The company behind Microsoft's Kinect controller wants to kill the remote.
By Tom Simonite
Why: User interfaces based on gesture recognition make possible new applications in gaming and everyday computing.
Key innovation: Developed the 3-D sensor system that Microsoft's Kinect device uses to track movement.
PrimeSense has developed a system that uses an infrared projector and camera and a special microchip to track the movement of objects and individuals in three dimensions. The system can interpret specific gestures, making completely hands-free control of electronic devices a reality.
PrimeSense's platform was an integral part of Microsoft's Kinect, which enables users to play video games without a controller. Eight million of the devices sold in the 60 days after it went on sale.
Although the first application was for gaming, the company's hardware and software platform can be adapted to any type of electronic device. In collaboration with PC manufacturer Asus, PrimeSense has developed a set-top box that allows gesture control of a computer wirelessly connected to a television, providing a more intuitive way to integrate the two devices than the keyboard-type controllers used in current Internet TV systems. The company has also created an open application programming interface for its 3-D sensing platform in order to encourage developers to create new ways to use the technology.
Challenges and Next Steps:

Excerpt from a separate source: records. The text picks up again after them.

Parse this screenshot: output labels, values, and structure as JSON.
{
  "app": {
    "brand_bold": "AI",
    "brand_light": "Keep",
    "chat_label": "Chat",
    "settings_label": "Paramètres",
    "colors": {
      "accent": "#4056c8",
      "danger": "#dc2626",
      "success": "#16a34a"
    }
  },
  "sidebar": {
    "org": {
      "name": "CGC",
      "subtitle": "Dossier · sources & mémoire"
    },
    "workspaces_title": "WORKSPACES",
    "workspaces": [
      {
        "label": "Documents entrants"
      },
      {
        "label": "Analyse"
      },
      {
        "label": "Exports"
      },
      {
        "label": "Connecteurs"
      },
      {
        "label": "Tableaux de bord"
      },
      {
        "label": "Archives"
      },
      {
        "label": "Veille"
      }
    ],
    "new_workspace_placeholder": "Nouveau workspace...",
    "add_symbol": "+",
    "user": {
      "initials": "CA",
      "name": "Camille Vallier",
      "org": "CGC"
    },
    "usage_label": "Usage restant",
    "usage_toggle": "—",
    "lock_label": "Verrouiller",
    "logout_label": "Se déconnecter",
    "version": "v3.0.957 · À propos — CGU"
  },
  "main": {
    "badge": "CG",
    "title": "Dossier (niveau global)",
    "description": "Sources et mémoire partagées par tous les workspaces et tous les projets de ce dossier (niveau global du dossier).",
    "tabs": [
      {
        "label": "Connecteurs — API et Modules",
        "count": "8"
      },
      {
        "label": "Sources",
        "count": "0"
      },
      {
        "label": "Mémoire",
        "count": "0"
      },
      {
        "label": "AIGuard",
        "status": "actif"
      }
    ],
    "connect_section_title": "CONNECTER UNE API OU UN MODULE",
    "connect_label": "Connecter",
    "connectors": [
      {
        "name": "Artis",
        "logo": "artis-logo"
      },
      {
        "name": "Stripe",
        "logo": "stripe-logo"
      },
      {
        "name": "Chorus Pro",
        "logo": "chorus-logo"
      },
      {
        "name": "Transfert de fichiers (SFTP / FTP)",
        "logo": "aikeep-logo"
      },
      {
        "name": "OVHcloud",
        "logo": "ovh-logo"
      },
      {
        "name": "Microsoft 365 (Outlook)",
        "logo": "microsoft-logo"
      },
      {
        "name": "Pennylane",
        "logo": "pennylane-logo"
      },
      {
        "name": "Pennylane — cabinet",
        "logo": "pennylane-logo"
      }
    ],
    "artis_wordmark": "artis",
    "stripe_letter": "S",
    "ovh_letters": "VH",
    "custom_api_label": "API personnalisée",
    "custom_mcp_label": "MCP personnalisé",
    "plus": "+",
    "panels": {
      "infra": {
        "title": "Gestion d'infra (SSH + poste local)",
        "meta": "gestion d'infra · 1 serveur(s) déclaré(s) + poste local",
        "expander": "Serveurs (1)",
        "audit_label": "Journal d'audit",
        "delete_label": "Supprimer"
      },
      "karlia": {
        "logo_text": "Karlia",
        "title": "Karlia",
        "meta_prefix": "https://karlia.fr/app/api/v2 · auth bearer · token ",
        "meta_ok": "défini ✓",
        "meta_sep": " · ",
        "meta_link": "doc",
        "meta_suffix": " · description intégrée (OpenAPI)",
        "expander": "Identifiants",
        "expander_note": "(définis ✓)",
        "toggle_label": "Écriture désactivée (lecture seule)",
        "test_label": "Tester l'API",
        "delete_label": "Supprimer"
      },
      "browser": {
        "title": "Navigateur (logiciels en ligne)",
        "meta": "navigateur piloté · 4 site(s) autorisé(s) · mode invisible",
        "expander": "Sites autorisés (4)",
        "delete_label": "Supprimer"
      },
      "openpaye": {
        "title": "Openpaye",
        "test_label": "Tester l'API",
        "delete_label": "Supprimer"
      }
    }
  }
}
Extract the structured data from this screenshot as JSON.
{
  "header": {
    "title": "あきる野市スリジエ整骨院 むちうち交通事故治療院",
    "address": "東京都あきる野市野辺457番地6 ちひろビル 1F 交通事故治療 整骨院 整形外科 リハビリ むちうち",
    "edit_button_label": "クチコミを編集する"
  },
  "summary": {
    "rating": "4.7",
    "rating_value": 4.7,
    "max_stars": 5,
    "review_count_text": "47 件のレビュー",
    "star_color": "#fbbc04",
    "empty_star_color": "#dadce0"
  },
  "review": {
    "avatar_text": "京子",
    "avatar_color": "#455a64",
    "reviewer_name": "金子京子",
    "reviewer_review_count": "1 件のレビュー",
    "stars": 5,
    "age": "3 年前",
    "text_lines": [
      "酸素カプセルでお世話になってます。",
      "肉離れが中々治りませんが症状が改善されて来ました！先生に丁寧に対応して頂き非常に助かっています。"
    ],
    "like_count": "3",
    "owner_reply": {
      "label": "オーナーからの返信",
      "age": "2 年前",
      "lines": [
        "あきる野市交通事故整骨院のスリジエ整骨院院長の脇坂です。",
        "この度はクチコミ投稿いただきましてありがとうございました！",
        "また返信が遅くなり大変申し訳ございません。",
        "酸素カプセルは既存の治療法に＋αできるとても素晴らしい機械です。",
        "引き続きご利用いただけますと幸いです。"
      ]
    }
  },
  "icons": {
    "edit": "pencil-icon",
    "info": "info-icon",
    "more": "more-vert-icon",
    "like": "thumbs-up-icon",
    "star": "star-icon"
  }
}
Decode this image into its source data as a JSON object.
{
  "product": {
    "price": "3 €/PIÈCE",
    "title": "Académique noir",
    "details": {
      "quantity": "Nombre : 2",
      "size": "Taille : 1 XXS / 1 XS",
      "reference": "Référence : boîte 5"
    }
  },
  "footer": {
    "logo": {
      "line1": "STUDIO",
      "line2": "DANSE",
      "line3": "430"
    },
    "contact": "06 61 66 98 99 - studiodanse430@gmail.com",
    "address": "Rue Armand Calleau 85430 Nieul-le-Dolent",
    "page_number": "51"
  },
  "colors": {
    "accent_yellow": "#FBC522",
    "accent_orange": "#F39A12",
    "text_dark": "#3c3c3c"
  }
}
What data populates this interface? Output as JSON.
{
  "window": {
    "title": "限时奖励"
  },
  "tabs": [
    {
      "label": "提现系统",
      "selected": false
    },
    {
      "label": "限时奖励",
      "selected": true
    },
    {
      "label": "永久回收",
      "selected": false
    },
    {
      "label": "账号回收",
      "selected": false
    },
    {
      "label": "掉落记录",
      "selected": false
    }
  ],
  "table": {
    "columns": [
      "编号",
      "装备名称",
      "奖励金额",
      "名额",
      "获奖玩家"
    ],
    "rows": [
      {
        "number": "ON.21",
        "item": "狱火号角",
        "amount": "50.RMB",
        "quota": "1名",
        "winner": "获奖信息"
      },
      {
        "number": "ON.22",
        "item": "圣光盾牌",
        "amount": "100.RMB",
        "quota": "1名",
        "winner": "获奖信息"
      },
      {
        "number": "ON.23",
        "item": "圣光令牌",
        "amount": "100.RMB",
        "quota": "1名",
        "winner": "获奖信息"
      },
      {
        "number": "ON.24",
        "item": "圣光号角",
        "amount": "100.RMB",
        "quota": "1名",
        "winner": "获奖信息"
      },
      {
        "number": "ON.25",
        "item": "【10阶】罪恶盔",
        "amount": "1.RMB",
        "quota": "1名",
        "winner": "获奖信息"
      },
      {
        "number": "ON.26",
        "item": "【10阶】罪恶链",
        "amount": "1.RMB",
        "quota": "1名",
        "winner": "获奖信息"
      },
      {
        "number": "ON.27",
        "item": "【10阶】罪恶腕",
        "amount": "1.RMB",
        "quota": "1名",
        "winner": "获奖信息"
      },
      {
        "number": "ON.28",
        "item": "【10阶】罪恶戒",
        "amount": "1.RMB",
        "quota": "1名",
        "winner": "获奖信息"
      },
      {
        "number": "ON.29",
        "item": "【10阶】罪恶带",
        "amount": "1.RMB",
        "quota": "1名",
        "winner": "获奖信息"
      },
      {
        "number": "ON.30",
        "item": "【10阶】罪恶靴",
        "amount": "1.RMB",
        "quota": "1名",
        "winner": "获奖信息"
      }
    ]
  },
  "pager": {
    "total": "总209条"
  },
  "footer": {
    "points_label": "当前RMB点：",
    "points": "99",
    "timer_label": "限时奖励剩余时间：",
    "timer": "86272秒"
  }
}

The company is working on improving the resolution of its tracking system so it can recognize subtler movements and potentially even finger movements, which would allow users to input text.